Christoph Kaserer heads the Department of International Capital Markets of TUM Business School and the Center for Entrepreneurial and Financial Studies (CEFS) at Munich University of Technology, where he focuses on private equity and asset management. We asked him about the future of private equity in Germany. Here are his answers.
MANAGER PROFILE 2006-08-01 Staff Writer SNAPSHOT: At the time of its launch in 1999, Silver Lake Partners laid claim to being the first buyout firm focused on making large-scale investments in technology companies. By leading consortia containing co-investors such as T
LP PROFILE 2006-08-01 Staff Writer Head officeTel: +49 89 3800 19900Giselastrasse 4Fax: +49 89 3800 1943680802www.apep.comGermanyemail: firstname.lastname@example.orgASSETS / FUNDS UNDER MANAGEMENT€5 billionASSETS/FUNDS UNDER MANAGEMENT1996APPROX. NUMBER OF FUNDS IN
Public markets provide liquidity for private equity firms, while at the same time benefiting from the post-IPO out-performance of well-managed private equity backed companies. This synergy is vital to the UK's corporate health, argues Peter Linthwaite of the British Venture Capital Association.
More public and private pension schemes in Europe are investing in private equity, but allocations are only a fraction of what US plans assign and many allocate nothing at all. Joanna Hickey explores whether this will change.
Private equity firms have had no shortage of exit options over the last few years, with refinancing opportunities being exploited by European GPs in particular. While 2006 has continued the trend so far, worries about future prospects are beginning to emerge. Andy Thomson reports.
2006 is shaping up to be a strong year for the healthcare and life sciences sectors, with increased IPO activity in Europe and a flourishing environment for biotechnology around the world. But for private equity firms, guiding companies to exit remains tricky. Dave Keating reports.
SAP founder Hasso Plattner has a venture capital fuelled vision for Germany.
A year ago private equity in Germany was under attack. Today, the industry's prospects in the country look bright. What's changed, asks Philip Borel.
Communicators speak up 2006-08-01 Staff Writer In May and June of this year, Private Equity International surveyed a group of professionals in the private equity industry with responsibility for investor relations, marketing and communications (many of these professionals are in
As private equity fund sizes continue to skyrocket, so meeting the demands of the investor base becomes a Herculean task. The ability to meet that challenge has less to do with the headcount of an IR team than with its influence over the rest of the organisation. Andy Thomson reports.
In June, five seasoned media and communications investors gathered in Midtown Manhattan for an on-the-record discussion about opportunities in this rapidly changing market.
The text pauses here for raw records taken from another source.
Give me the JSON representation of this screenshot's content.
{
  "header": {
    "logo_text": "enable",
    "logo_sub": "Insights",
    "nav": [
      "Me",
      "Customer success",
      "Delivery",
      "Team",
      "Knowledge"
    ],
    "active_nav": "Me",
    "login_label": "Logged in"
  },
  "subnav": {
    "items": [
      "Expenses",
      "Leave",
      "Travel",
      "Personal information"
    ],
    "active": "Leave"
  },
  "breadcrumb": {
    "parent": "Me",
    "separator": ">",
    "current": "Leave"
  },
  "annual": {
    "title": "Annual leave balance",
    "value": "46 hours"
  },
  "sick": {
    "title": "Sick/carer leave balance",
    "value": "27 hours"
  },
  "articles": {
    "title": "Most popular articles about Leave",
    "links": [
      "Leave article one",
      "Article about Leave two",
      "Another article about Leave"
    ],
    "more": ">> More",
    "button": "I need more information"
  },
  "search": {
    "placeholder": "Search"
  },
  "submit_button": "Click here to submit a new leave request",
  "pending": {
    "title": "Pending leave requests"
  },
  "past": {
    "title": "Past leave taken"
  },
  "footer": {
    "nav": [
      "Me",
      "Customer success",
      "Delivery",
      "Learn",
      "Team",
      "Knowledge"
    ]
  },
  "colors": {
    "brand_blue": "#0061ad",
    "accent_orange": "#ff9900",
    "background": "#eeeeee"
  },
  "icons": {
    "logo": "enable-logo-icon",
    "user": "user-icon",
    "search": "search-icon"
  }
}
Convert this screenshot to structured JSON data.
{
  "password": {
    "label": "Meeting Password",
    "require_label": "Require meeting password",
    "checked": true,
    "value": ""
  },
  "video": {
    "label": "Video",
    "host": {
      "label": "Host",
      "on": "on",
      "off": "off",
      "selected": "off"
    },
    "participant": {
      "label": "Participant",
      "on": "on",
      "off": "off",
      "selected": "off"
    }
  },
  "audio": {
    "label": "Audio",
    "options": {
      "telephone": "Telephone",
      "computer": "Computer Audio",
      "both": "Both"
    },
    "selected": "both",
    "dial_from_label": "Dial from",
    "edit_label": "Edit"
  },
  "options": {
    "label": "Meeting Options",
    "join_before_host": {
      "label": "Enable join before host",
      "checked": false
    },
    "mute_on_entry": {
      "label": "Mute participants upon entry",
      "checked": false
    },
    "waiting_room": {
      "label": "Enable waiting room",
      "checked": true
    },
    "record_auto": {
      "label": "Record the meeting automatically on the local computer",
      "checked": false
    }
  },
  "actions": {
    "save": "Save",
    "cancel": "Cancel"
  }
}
David Snow reports on a lively exchange of views between these partners and rivals.
To combat the lucrative lure of the private sector, some universities are changing the way they pay their technology transfer officers. Will the old pay schemes of academia be trampled in the dust? By David Rapp.
For private equity-backed companies based in the emerging markets, exits via cross-border M&A are gaining momentum.
A former Korean government official seemed to have a strong tailwind behind him when launching a new private equity fund last year. Amid criminal investigations, his plans are now on hold.
The delay of a landmark deal in China is likely to spell bad news for the country's private equity market, whether or not the procrastination is inspired by anti-foreigner feeling.
A group of senior private equity professionals has been tasked with educating the EU about current impediments to their industry's growth.
…the bankers sweeten the deal. In June, some creativity was needed to help place a €1.25 billion debt package for ProSiebenSat.1.
Two years after closing EQT IV, EQT Partners is back in the market raising a new buyout fund.
“Increasing awareness and understanding of the industry to key stake holders” is one of the EVCA's chosen priorities – and a formidable challenge.
The global investment behemoth is exploring a listing, sources say.
A dieting celebrity helps two private equity firms enjoy a huge exit.
Blackstone's new mezzanine fund includes innovative reinvest and leverage elements.
A US federal institution is becoming a major holder of equity in struggling companies
Somewhere in New York, a vice president at a middle market buyout firm is leading a double life as an undercover blogger.
Editor's letter 2006-08-01 Staff Writer Throughout this month's issue you will find manifold examples of how private equity firms and individuals have the ability to make a real difference to the environment around them. Take for example, the media and communications industry. Here, companies are polarising